Task objective →
Locate the lines of the listing below that hold "Officer", then copy each of them.

Data provided →
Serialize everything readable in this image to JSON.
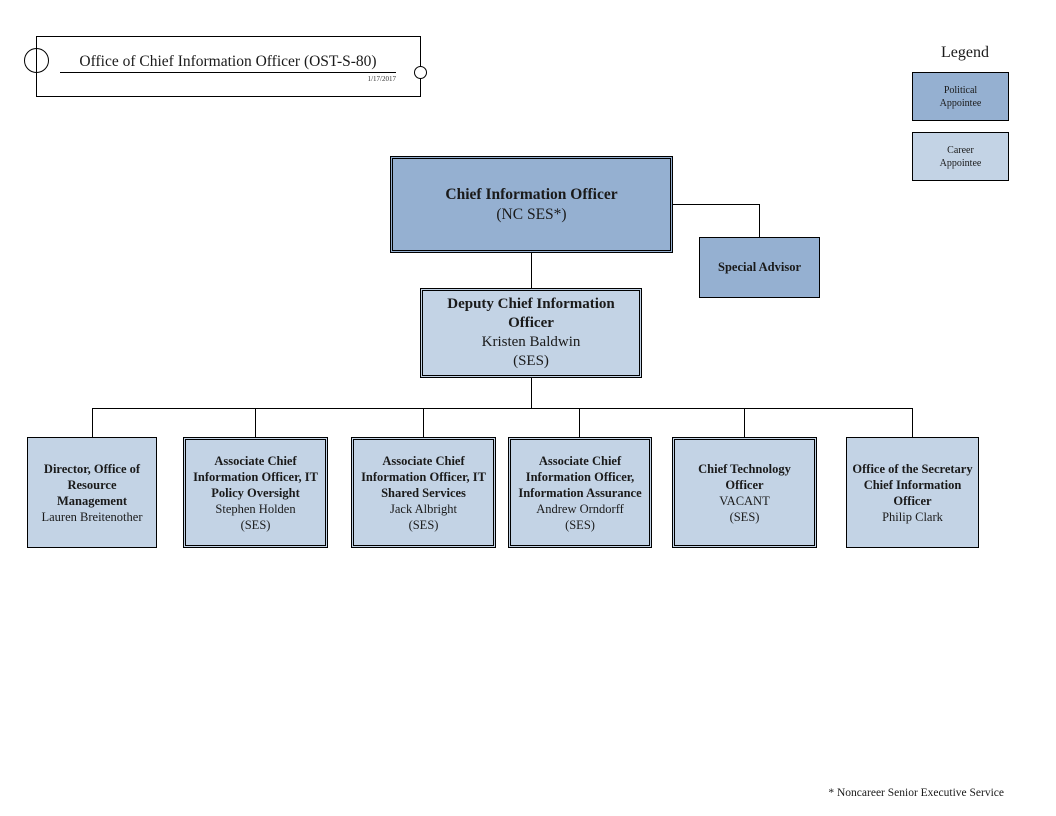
{
  "header": {
    "title": "Office of Chief Information Officer (OST-S-80)",
    "date": "1/17/2017"
  },
  "legend": {
    "title": "Legend",
    "items": [
      {
        "label_line1": "Political",
        "label_line2": "Appointee",
        "color": "#95b0d1"
      },
      {
        "label_line1": "Career",
        "label_line2": "Appointee",
        "color": "#c3d3e5"
      }
    ]
  },
  "nodes": {
    "cio": {
      "title": "Chief Information Officer",
      "grade": "(NC SES*)",
      "type": "political"
    },
    "special_advisor": {
      "title": "Special Advisor",
      "type": "political"
    },
    "deputy": {
      "title_line1": "Deputy Chief Information",
      "title_line2": "Officer",
      "name": "Kristen Baldwin",
      "grade": "(SES)",
      "type": "career"
    },
    "reports": [
      {
        "title_lines": [
          "Director, Office of",
          "Resource",
          "Management"
        ],
        "name": "Lauren Breitenother",
        "grade": "",
        "type": "career"
      },
      {
        "title_lines": [
          "Associate Chief",
          "Information Officer, IT",
          "Policy Oversight"
        ],
        "name": "Stephen Holden",
        "grade": "(SES)",
        "type": "career"
      },
      {
        "title_lines": [
          "Associate Chief",
          "Information Officer, IT",
          "Shared Services"
        ],
        "name": "Jack Albright",
        "grade": "(SES)",
        "type": "career"
      },
      {
        "title_lines": [
          "Associate Chief",
          "Information Officer,",
          "Information Assurance"
        ],
        "name": "Andrew Orndorff",
        "grade": "(SES)",
        "type": "career"
      },
      {
        "title_lines": [
          "Chief Technology",
          "Officer"
        ],
        "name": "VACANT",
        "grade": "(SES)",
        "type": "career"
      },
      {
        "title_lines": [
          "Office of the Secretary",
          "Chief Information",
          "Officer"
        ],
        "name": "Philip Clark",
        "grade": "",
        "type": "career"
      }
    ]
  },
  "footnote": "* Noncareer Senior Executive Service"
}
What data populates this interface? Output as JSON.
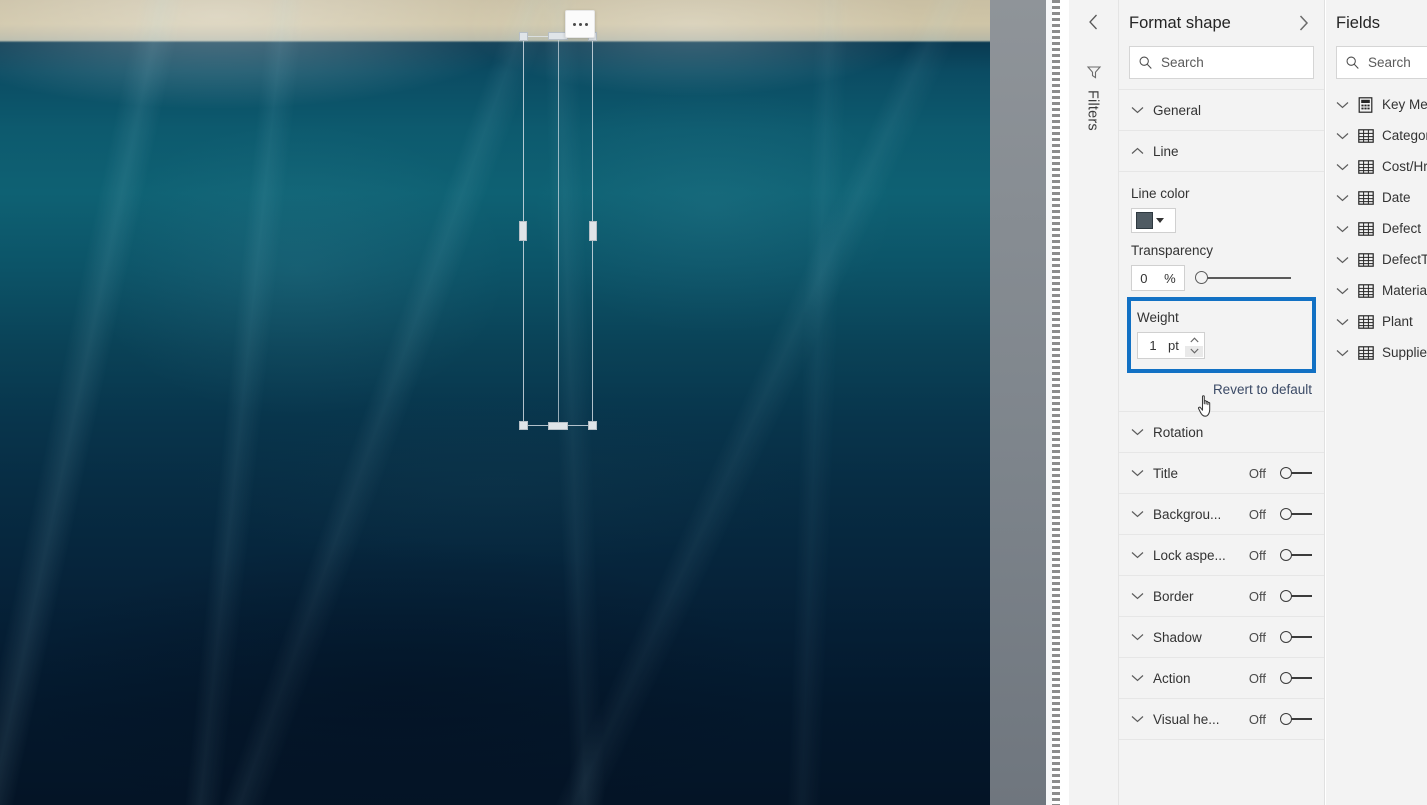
{
  "canvas": {
    "more_options_label": "More options",
    "shape_name": "line-shape",
    "background_description": "underwater-photo"
  },
  "filters_rail": {
    "collapse_label": "<",
    "filter_icon": "funnel-icon",
    "label": "Filters"
  },
  "format_pane": {
    "title": "Format shape",
    "expand_icon": ">",
    "search": {
      "placeholder": "Search",
      "value": "",
      "icon": "search-icon"
    },
    "sections": [
      {
        "label": "General",
        "expanded": false
      },
      {
        "label": "Line",
        "expanded": true
      }
    ],
    "line": {
      "line_color_label": "Line color",
      "line_color_value": "#4F5B63",
      "transparency_label": "Transparency",
      "transparency_value": "0",
      "transparency_unit": "%",
      "weight_label": "Weight",
      "weight_value": "1",
      "weight_unit": "pt",
      "spinner_up": "chevron-up",
      "spinner_down": "chevron-down",
      "highlight_color": "#1271C4"
    },
    "revert_label": "Revert to default",
    "toggle_sections": [
      {
        "label": "Rotation",
        "has_toggle": false,
        "state": ""
      },
      {
        "label": "Title",
        "has_toggle": true,
        "state": "Off"
      },
      {
        "label": "Backgrou...",
        "has_toggle": true,
        "state": "Off"
      },
      {
        "label": "Lock aspe...",
        "has_toggle": true,
        "state": "Off"
      },
      {
        "label": "Border",
        "has_toggle": true,
        "state": "Off"
      },
      {
        "label": "Shadow",
        "has_toggle": true,
        "state": "Off"
      },
      {
        "label": "Action",
        "has_toggle": true,
        "state": "Off"
      },
      {
        "label": "Visual he...",
        "has_toggle": true,
        "state": "Off"
      }
    ]
  },
  "fields_pane": {
    "title": "Fields",
    "search": {
      "placeholder": "Search",
      "value": "",
      "icon": "search-icon"
    },
    "items": [
      {
        "label": "Key Me",
        "icon": "measure-icon"
      },
      {
        "label": "Categor",
        "icon": "table-icon"
      },
      {
        "label": "Cost/Hr",
        "icon": "table-icon"
      },
      {
        "label": "Date",
        "icon": "table-icon"
      },
      {
        "label": "Defect",
        "icon": "table-icon"
      },
      {
        "label": "DefectT",
        "icon": "table-icon"
      },
      {
        "label": "Materia",
        "icon": "table-icon"
      },
      {
        "label": "Plant",
        "icon": "table-icon"
      },
      {
        "label": "Supplie",
        "icon": "table-icon"
      }
    ]
  }
}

Solution for this task →
    "title": "Office of Chief Information Officer (OST-S-80)",
      "title": "Chief Information Officer",
      "title_line2": "Officer",
          "Information Officer, IT",
          "Information Officer, IT",
          "Information Officer,",
          "Officer"
          "Officer"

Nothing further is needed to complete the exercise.